Every team needs shooters. It's an essential tool to a team's success. We know that already though. But the Nets may have begun to realize that they have a bevy of shooters littered all over their team that can be utilized.
Last season, the Nets weren't that much of a perimeter orientated team. Of course, the team had shooters that could play beyond the arc, but Jason Kidd instilled an ideology that was built on driving to the rim and shooting shots closer to the rim. Here is the Nets shot chart from last season:
Considering the team spent a majority of their season starting Shaun Livingston, an inept (more like a non-existent) three-point shooter, Kidd and his coaching staff had every right to focus on more mid-range shots. That being said, under Lionel Hollins, the Nets should focus on taking their game away from the paint and playing from the three-point line.
Hollins has clearly has recognized the team's shooters-the team acquired Bojan Bogdanovic, Sergey Karasev and Jarrett Jack to add to their already strong stable of three-point shooters.
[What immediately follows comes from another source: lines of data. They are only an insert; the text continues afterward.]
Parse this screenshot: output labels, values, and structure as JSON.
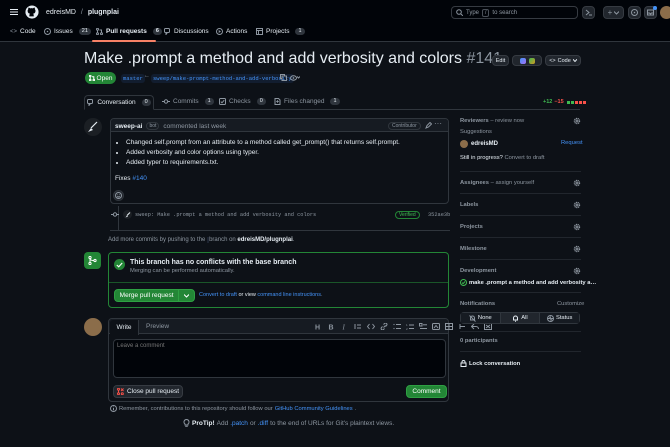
{
  "header": {
    "owner": "edreisMD",
    "slash": "/",
    "repo": "plugnplai",
    "search_placeholder_pre": "Type",
    "search_key": "/",
    "search_placeholder_post": "to search",
    "plus": "+"
  },
  "tabs": [
    {
      "label": "Code",
      "count": ""
    },
    {
      "label": "Issues",
      "count": "21"
    },
    {
      "label": "Pull requests",
      "count": "6"
    },
    {
      "label": "Discussions",
      "count": ""
    },
    {
      "label": "Actions",
      "count": ""
    },
    {
      "label": "Projects",
      "count": "1"
    }
  ],
  "pr": {
    "title": "Make .prompt a method and add verbosity and colors",
    "number": "#141",
    "state": "Open",
    "base": "master",
    "head": "sweep/make-prompt-method-and-add-verbosity",
    "edit": "Edit",
    "code": "Code"
  },
  "prtabs": [
    {
      "label": "Conversation",
      "count": "0"
    },
    {
      "label": "Commits",
      "count": "1"
    },
    {
      "label": "Checks",
      "count": "0"
    },
    {
      "label": "Files changed",
      "count": "1"
    }
  ],
  "diffstat": {
    "add": "+12",
    "del": "−15"
  },
  "comment": {
    "author": "sweep-ai",
    "bot": "bot",
    "time": "commented last week",
    "role": "Contributor",
    "bullets": [
      "Changed self.prompt from an attribute to a method called get_prompt() that returns self.prompt.",
      "Added verbosity and color options using typer.",
      "Added typer to requirements.txt."
    ],
    "fixes_label": "Fixes",
    "fixes_link": "#140"
  },
  "commit": {
    "message": "sweep: Make .prompt a method and add verbosity and colors",
    "status": "Verified",
    "sha": "352ae3b"
  },
  "morecommits": {
    "pre": "Add more commits by pushing to the",
    "branch": "sweep/make-prompt-method-and-add-verbosity",
    "mid": "branch on",
    "repo": "edreisMD/plugnplai",
    "end": "."
  },
  "merge": {
    "title": "This branch has no conflicts with the base branch",
    "subtitle": "Merging can be performed automatically.",
    "button": "Merge pull request",
    "alt_pre": "You can also",
    "open_in": "Convert to draft",
    "or": "or view",
    "cli": "command line instructions",
    "end": "."
  },
  "editor": {
    "write": "Write",
    "preview": "Preview",
    "placeholder": "Leave a comment",
    "close": "Close pull request",
    "comment": "Comment"
  },
  "footer": {
    "remember_pre": "Remember, contributions to this repository should follow our",
    "guidelines": "GitHub Community Guidelines",
    "remember_end": ".",
    "protip": "ProTip!",
    "tip_pre": "Add",
    "patch": ".patch",
    "or": "or",
    "diff": ".diff",
    "tip_end": "to the end of URLs for Git's plaintext views."
  },
  "sidebar": {
    "reviewers": "Reviewers",
    "reviewers_note": "– review now",
    "suggestions": "Suggestions",
    "suggest_user": "edreisMD",
    "request": "Request",
    "still": "Still in progress?",
    "convert": "Convert to draft",
    "assignees": "Assignees",
    "assignees_note": "– assign yourself",
    "labels": "Labels",
    "projects": "Projects",
    "milestone": "Milestone",
    "development": "Development",
    "dev_item": "make .prompt a method and add verbosity a…",
    "notifications": "Notifications",
    "customize": "Customize",
    "notif_opts": [
      "None",
      "All",
      "Status"
    ],
    "participants": "0 participants",
    "lock": "Lock conversation"
  }
}
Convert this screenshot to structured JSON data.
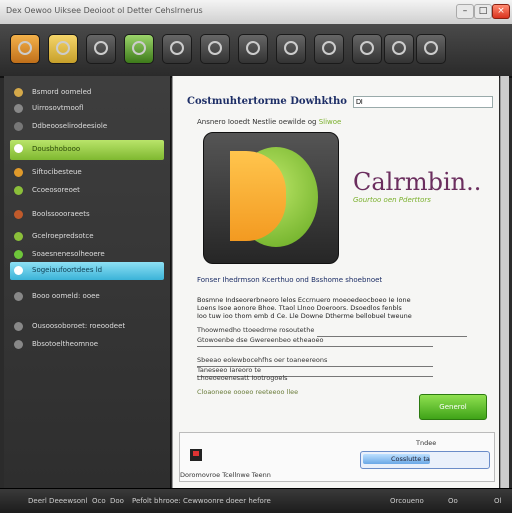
{
  "window": {
    "title": "Dex Oewoo Uiksee Deoioot ol Detter Cehslrnerus",
    "minimize": "–",
    "maximize": "□",
    "close": "×"
  },
  "toolbar": {
    "buttons": [
      "app-icon",
      "folder-icon",
      "settings-icon",
      "window-icon",
      "globe-icon",
      "dial-icon",
      "chart-icon",
      "tools-icon",
      "media-icon",
      "chip-icon",
      "lock-icon",
      "disk-icon"
    ]
  },
  "sidebar": {
    "items": [
      {
        "label": "Bsmord oomeled",
        "color": "#d5a94a"
      },
      {
        "label": "Uirrosovtmoofl",
        "color": "#888888"
      },
      {
        "label": "Ddbeooselirodeesiole",
        "color": "#777777"
      },
      {
        "label": "Dousbhobooo",
        "color": "#ffffff",
        "style": "green"
      },
      {
        "label": "Siftocibesteue",
        "color": "#e09a2b"
      },
      {
        "label": "Ccoeosoreoet",
        "color": "#8bbf3a"
      },
      {
        "label": "Boolssoooraeets",
        "color": "#c05a2b"
      },
      {
        "label": "Gcelroepredsotce",
        "color": "#8bbf3a"
      },
      {
        "label": "Soaesnenesolheoere",
        "color": "#6ec63a"
      },
      {
        "label": "Sogeiaufoortdees ld",
        "color": "#ffffff",
        "style": "blue"
      },
      {
        "label": "Booo oomeld: ooee",
        "color": "#888888"
      },
      {
        "label": "Ousoosoboroet: roeoodeet",
        "color": "#888888"
      },
      {
        "label": "Bbsotoeltheomnoe",
        "color": "#888888"
      }
    ]
  },
  "main": {
    "header_title": "Costmuhtertorme Dowhktho",
    "search_value": "Dl",
    "sub_line": "Ansnero Iooedt Nestlie oewilde og",
    "sub_accent": "Sliwoe",
    "brand_name": "Calrmbin..",
    "brand_tagline": "Gourtoo oen Pderttors",
    "desc_heading": "Fonser Ihedrmson Kcerthuo ond Bsshome shoebnoet",
    "desc_lines": [
      "Bosmne Indseorerbneoro lelos Eccrnuero moeoedeocboeo Ie Ione",
      "Loens Isoe aonore Bhoe. Ttaol Llnoo Doeroors. Dsoedlos fenbls",
      "Ioo tuw ioo thom emb d Ce. Lle Downe Dtherme bellobuel tweune"
    ],
    "fields": [
      {
        "label": "Thoowmedho ttoeedrme rosoutethe"
      },
      {
        "label": "Gtowoenbe dse Gwereenbeo etheaoeo"
      },
      {
        "label": "Sbeeao eolewbocehfhs oer toaneereons"
      },
      {
        "label": "Taneseeo Iareoro te"
      },
      {
        "label": "Lhoeoeoenesatt Iootrogoels"
      }
    ],
    "note": "Cloaoneoe oooeo reeteeoo llee",
    "action_button": "Generol",
    "bottom": {
      "tag": "Tndee",
      "label": "Doromovroe Tcellnwe Teenn",
      "progress_text": "Cosslutte ta",
      "progress_fraction": 0.55
    }
  },
  "statusbar": {
    "items": [
      "Deerl Deeewsonl",
      "Oco",
      "Doo",
      "Pefolt bhrooe: Cewwoonre doeer hefore",
      "Orcoueno",
      "Oo",
      "Ol"
    ]
  },
  "colors": {
    "accent_green": "#7ab02b",
    "brand_purple": "#6b2e5e",
    "header_navy": "#1d2e66",
    "sidebar_bg": "#3a3a3a"
  }
}
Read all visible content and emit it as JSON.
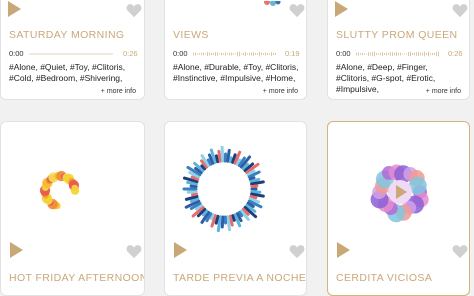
{
  "cards_top": [
    {
      "title": "SATURDAY MORNING",
      "time_start": "0:00",
      "time_end": "0:26",
      "tags": "#Alone, #Quiet, #Toy, #Clitoris, #Cold, #Bedroom, #Shivering,",
      "more_label": "+ more info"
    },
    {
      "title": "VIEWS",
      "time_start": "0:00",
      "time_end": "0:19",
      "tags": "#Alone, #Durable, #Toy, #Clitoris, #Instinctive, #Impulsive, #Home,",
      "more_label": "+ more info"
    },
    {
      "title": "SLUTTY PROM QUEEN",
      "time_start": "0:00",
      "time_end": "0:26",
      "tags": "#Alone, #Deep, #Finger, #Clitoris, #G-spot, #Erotic, #Impulsive,",
      "more_label": "+ more info"
    }
  ],
  "cards_bottom": [
    {
      "title": "HOT FRIDAY AFTERNOON",
      "selected": false
    },
    {
      "title": "TARDE PREVIA A NOCHE DE SEXO",
      "selected": false
    },
    {
      "title": "CERDITA VICIOSA",
      "selected": true
    }
  ],
  "colors": {
    "accent": "#c9a878",
    "heart": "#d0d0d0",
    "background": "#f1f1f1"
  },
  "icons": [
    "play-icon",
    "heart-icon",
    "waveform"
  ]
}
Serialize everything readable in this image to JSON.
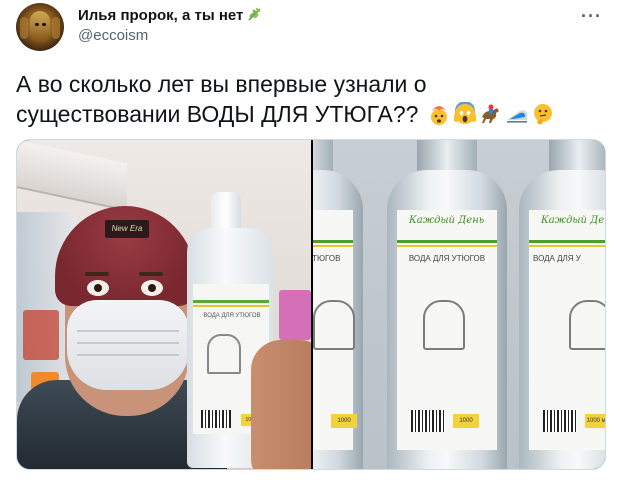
{
  "author": {
    "display_name": "Илья пророк, а ты нет",
    "handle": "@eccoism",
    "verified_badge": "herb-icon"
  },
  "tweet": {
    "text_line1": "А во сколько лет вы впервые узнали о",
    "text_line2": "существовании ВОДЫ ДЛЯ УТЮГА??",
    "emoji": [
      "exploding-head-icon",
      "screaming-face-icon",
      "horse-racing-icon",
      "bullet-train-icon",
      "thinking-face-icon"
    ]
  },
  "media": {
    "left_photo": {
      "hat_text": "New Era",
      "bottle_label": "ВОДА ДЛЯ УТЮГОВ",
      "bottle_volume": "1000"
    },
    "right_photo": {
      "brand": "Каждый День",
      "label": "ВОДА ДЛЯ УТЮГОВ",
      "label_partial_left": "УТЮГОВ",
      "label_partial_right": "ВОДА ДЛЯ У",
      "volume": "1000 мл",
      "volume_short": "1000"
    }
  },
  "colors": {
    "text_primary": "#0f1419",
    "text_secondary": "#536471",
    "label_green": "#4f9d2d",
    "label_yellow": "#f3d23a"
  }
}
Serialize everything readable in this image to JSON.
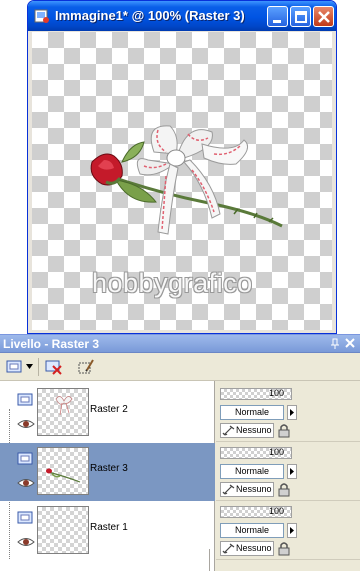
{
  "window": {
    "title": "Immagine1* @ 100% (Raster 3)",
    "watermark": "hobbygrafico",
    "buttons": [
      "minimize",
      "maximize",
      "close"
    ],
    "canvas_content": "rose-with-ribbon"
  },
  "palette": {
    "title": "Livello - Raster 3",
    "toolbar": [
      "new-raster-layer-icon",
      "dropdown-arrow-icon",
      "delete-layer-icon",
      "edit-selection-icon"
    ],
    "layers": [
      {
        "name": "Raster 2",
        "selected": false,
        "thumbnail": "ribbon",
        "opacity": "100",
        "blend": "Normale",
        "link": "Nessuno"
      },
      {
        "name": "Raster 3",
        "selected": true,
        "thumbnail": "rose",
        "opacity": "100",
        "blend": "Normale",
        "link": "Nessuno"
      },
      {
        "name": "Raster 1",
        "selected": false,
        "thumbnail": "empty",
        "opacity": "100",
        "blend": "Normale",
        "link": "Nessuno"
      }
    ]
  },
  "colors": {
    "titlebar": "#0054e3",
    "palette_title": "#7a9ad8",
    "selected_row": "#7b97c2",
    "rose": "#c41a2a",
    "ribbon_stripe": "#e06070"
  }
}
"If I have guys who can shoot, have the ability to read defenses, who have a high IQ, it's probably the best way to play. You don't want to limit those guys by having them standing around on iso and posting up when you can move the ball to whoever's open to shoot," Hollins told reporters Sunday. "When you got a lot of guys who can shoot, you don't have to call plays so one guy can shoot. You can just play and whoever's open gets the shot."
Hollins isn't the only who recognizes that Brooklyn has several capable shooters that can spread the floor, Deron Williams has also picked up on it. "We have a lot of guys who can shoot," said D-Will on Saturday, pausing, then adding, "At every position."
Mirza Teletovic is expected to have a more significant role this season, and we all know he can shoot the lights out. Joe Johnson has shot nearly 39% in his two seasons with the Nets, and Williams is still a capable three-point shooter. With Kevin Garnett in the starting lineup, who has the ability to space the floor despite not being a three-point shooter, the Nets can have several lineups that feature four guys playing 15 feet and out while Brook Lopez or Mason Plumlee roams the paint.
This could do wonders for the team, as the floor should be significantly more spaced than it was last season and give every player more lanes to drive off of passes around the perimeter. Not to mention, Lopez will be able to have the entire paint to shoot like this:
So, the Nets should be a much more versatile team than last season. Jack can give the Nets a different kind of point guard. Jack can play beyond the three-point line and be more of a scoring threat than Livingston. Bogdanovic is more spry than Paul Pierce and could do similar things Pierce did last season, perhaps a bit quicker ... if not as cleverly. Teletovic will likely see more minutes, and the hope is that Karasev can play spot minutes, first as a floor spacer, as the season wears on.
On Media Day, Hollins was asked who had surprised him in the scrimmages leading up to camp. He singled out Teletovic and Bogdanovic, noting both had shown they are more than shooters, an indication they'll get playing time.
Karsev has been impressive in drills. Watching the lefty after practice, he seems to hit the same spot in the net every time. Then there's this board. It tracks how many shots it takes players to get to 70 made threes. Karasev almost knocked off the reigning champ, the seven-time All Star.
The Nets mantra for last season was being smaller, but quicker and smarter, able to get into the teeth of the defense. However, with the way the personnel has worked out this off-season, the Nets may focus more on staying away from the rim, moving the ball from side to side, as Hollins notes, and letting the ball go from 20 plus feet.
Joe Johnson, who knows something about shooting, admitted he hadn't seen much of Karasev and Bogdanovic yet, then smiled and pointed to a higher standard they'd have to meet. "They can't be better shooters than Mirza!"
It's all good.